While there are >2 million publicly-available human microarray gene-expression profiles, these profiles were measured using a variety of platforms that each cover a pre-defined, limited set of genes. Therefore, key to reanalyzing and integrating this massive data collection are methods that can computationally reconstitute the complete transcriptome in partially-measured microarray samples by imputing the expression of unmeasured genes. Current state-of-the-art imputation methods are tailored to samples from a specific platform and rely on gene-gene relationships regardless of the biological context of the target sample. We show that sparse regression models that capture sample-sample relationships (termed SampleLASSO), built on-the-fly for each new target sample to be imputed, outperform models based on fixed gene relationships. Extensive evaluation involving three machine learning algorithms (LASSO, k-nearest-neighbors, and deep-neural-networks), two gene subsets (GPL96-570 and LINCS), and multiple imputation tasks (within and across microarray/RNA-seq datasets) establishes that SampleLASSO is the most accurate model. Additionally, we demonstrate the biological interpretability of this method by showing that, for imputing a target sample from a certain tissue, SampleLASSO automatically leverages training samples from the same tissue. Thus, SampleLASSO is a simple, yet powerful and flexible approach for harmonizing large-scale gene-expression data.

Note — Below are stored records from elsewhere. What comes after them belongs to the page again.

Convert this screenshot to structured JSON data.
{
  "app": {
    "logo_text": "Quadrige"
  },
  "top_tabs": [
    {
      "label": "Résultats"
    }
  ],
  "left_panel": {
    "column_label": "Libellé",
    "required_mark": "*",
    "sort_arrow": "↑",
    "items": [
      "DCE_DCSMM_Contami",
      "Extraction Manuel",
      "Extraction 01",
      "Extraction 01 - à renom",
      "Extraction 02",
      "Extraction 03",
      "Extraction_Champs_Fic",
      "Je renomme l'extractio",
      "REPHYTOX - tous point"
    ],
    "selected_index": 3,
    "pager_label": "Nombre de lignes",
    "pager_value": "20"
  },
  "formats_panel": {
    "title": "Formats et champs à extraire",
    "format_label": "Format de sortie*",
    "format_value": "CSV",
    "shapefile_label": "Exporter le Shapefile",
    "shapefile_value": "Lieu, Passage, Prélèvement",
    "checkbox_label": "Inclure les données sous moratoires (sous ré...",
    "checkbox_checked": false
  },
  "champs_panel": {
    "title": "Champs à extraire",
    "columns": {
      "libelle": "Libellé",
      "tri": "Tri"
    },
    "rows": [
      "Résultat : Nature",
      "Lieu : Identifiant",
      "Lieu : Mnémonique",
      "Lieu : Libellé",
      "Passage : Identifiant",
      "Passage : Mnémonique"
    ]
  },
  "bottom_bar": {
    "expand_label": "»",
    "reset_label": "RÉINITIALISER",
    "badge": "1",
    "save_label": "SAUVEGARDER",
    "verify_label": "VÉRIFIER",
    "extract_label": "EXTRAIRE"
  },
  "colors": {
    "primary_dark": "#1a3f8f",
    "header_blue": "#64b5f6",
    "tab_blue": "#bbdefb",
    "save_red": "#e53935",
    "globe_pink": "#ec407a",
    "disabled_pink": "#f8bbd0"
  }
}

© The Author(s) 2020. Published by Oxford University Press on behalf of Nucleic Acids Research.